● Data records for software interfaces
=======

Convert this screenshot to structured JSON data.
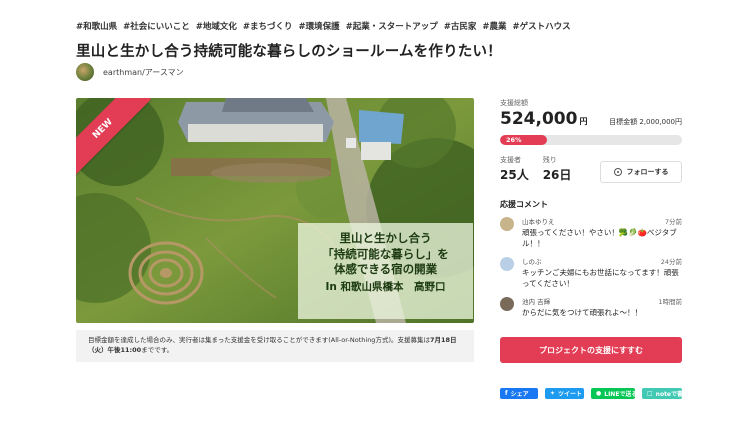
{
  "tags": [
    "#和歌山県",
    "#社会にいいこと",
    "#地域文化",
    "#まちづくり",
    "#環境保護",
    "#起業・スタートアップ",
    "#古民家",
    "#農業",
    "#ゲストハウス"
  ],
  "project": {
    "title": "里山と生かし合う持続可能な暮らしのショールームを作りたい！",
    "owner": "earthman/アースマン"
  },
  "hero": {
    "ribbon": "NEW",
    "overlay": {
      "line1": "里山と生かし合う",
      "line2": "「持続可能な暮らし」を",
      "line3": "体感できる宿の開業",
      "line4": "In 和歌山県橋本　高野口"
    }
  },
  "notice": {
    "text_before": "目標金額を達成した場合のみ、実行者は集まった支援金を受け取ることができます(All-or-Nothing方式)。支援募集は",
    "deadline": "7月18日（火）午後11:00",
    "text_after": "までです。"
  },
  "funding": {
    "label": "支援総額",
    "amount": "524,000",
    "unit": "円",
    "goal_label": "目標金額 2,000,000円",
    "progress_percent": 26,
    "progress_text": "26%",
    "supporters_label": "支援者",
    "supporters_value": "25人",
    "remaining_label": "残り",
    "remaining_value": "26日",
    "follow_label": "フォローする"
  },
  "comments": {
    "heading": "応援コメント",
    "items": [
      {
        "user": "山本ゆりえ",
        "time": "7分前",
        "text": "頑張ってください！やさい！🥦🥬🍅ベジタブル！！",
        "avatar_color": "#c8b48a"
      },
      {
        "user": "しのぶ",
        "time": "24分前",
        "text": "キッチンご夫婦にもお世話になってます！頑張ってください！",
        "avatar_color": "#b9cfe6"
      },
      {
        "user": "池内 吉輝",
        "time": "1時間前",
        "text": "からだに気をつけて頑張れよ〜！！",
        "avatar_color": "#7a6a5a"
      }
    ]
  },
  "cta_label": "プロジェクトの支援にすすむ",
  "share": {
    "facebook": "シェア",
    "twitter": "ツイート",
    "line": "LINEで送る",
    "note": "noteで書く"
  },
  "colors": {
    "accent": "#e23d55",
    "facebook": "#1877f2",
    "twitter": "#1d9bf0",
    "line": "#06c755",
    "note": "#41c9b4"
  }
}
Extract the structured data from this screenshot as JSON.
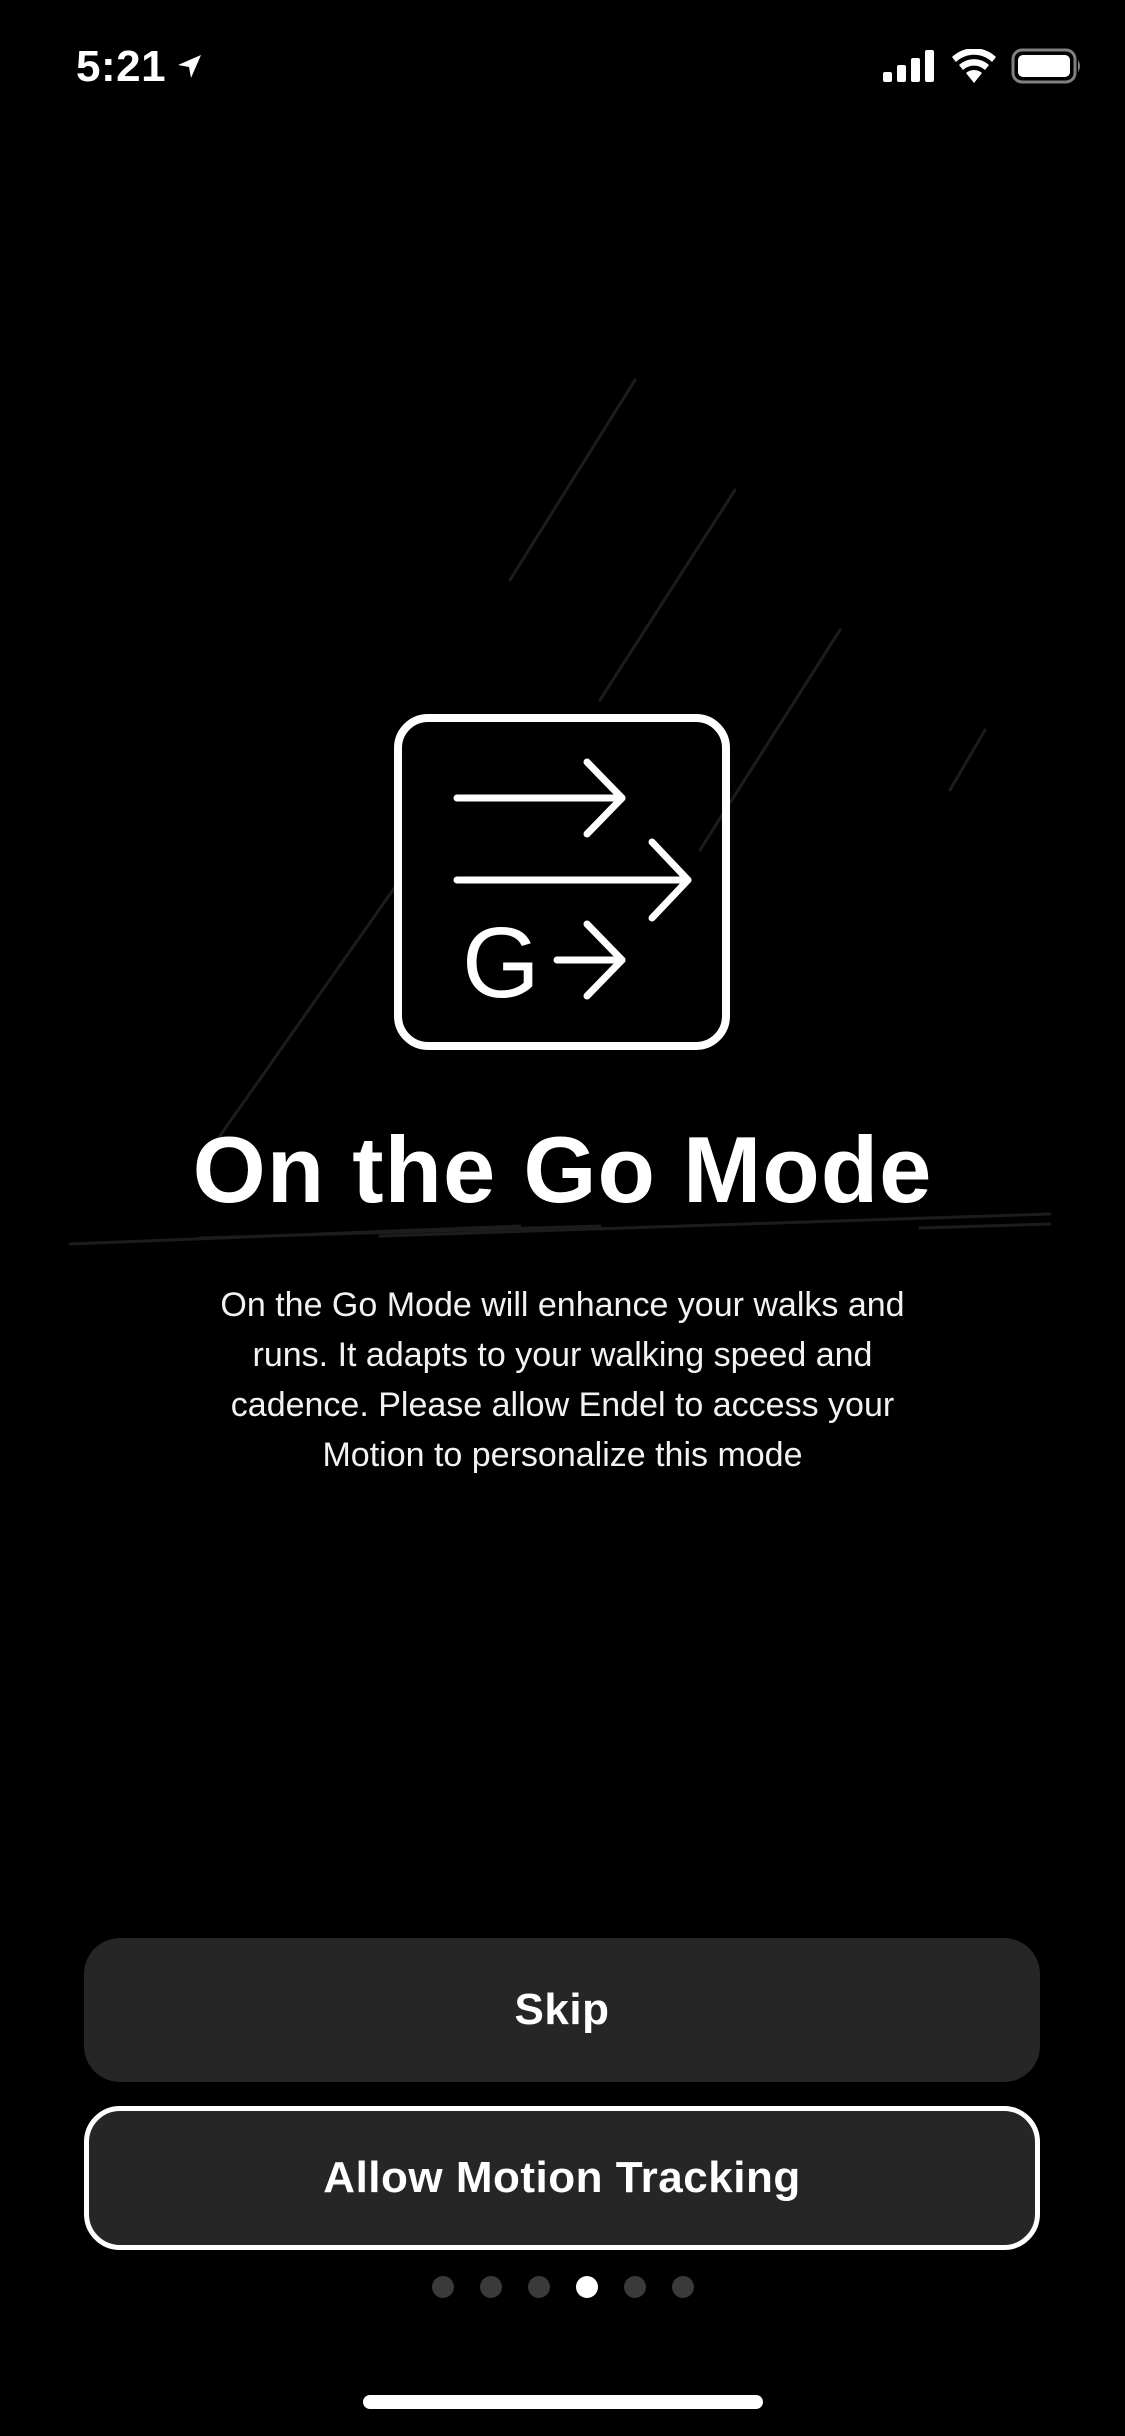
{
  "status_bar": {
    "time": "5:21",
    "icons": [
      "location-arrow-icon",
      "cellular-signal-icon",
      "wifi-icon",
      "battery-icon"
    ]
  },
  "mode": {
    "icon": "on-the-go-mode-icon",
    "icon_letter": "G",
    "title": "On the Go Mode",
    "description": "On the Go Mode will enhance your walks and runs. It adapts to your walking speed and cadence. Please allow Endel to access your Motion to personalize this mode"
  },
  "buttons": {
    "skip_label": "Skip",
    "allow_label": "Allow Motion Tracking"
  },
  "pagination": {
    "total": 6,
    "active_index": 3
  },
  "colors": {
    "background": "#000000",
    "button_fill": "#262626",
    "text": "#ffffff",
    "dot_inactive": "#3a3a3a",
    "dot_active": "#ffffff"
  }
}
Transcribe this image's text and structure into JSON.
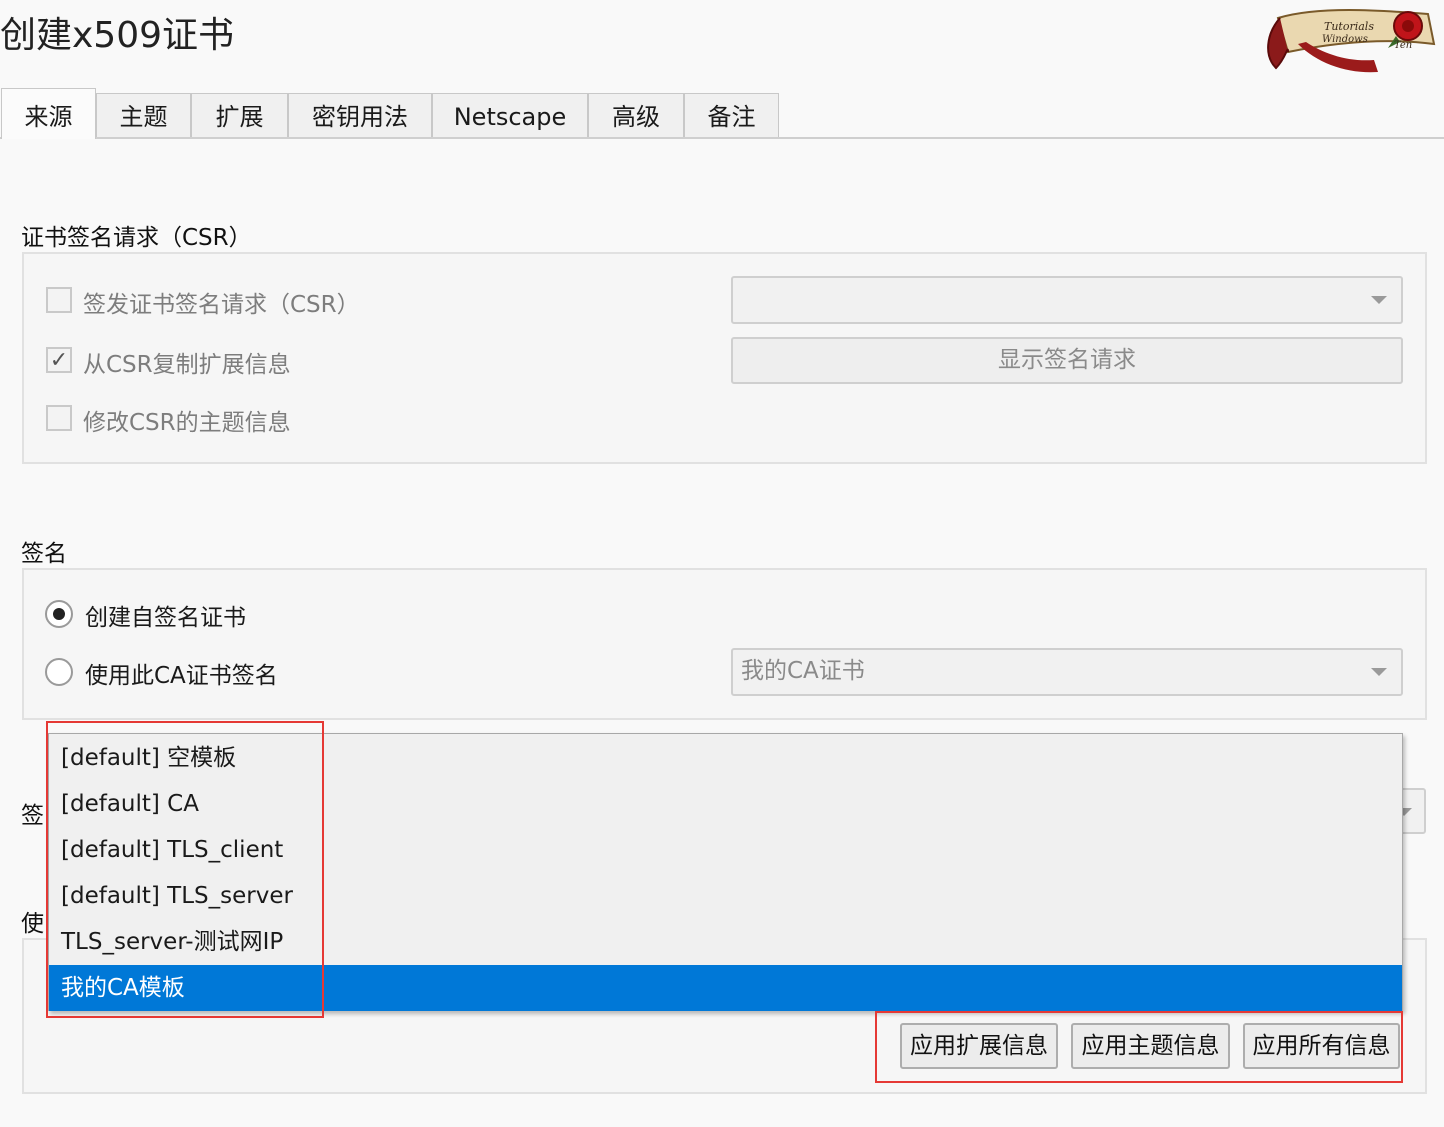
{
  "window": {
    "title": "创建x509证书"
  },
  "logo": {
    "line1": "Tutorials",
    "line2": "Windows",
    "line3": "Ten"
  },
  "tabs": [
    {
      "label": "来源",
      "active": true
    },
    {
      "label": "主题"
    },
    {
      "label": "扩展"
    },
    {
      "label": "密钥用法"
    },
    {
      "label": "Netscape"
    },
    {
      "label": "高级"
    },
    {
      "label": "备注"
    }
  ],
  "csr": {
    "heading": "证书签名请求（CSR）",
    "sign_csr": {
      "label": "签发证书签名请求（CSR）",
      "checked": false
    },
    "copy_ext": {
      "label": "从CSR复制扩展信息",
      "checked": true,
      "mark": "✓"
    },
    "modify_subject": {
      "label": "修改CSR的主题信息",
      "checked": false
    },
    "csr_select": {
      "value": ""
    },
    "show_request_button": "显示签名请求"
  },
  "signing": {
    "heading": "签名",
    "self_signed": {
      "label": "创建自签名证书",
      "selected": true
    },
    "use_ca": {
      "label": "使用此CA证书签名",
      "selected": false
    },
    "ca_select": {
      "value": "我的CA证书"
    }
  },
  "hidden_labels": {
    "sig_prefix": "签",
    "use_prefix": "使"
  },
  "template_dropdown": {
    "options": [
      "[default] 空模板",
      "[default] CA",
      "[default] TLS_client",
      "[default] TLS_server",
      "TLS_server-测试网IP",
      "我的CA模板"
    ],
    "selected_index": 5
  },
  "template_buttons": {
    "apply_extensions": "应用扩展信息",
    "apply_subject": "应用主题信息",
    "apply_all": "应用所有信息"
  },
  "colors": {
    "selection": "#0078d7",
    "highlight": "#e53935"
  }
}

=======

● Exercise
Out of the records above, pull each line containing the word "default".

● Exercise result
      "[default] 空模板",
      "[default] CA",
      "[default] TLS_client",
      "[default] TLS_server",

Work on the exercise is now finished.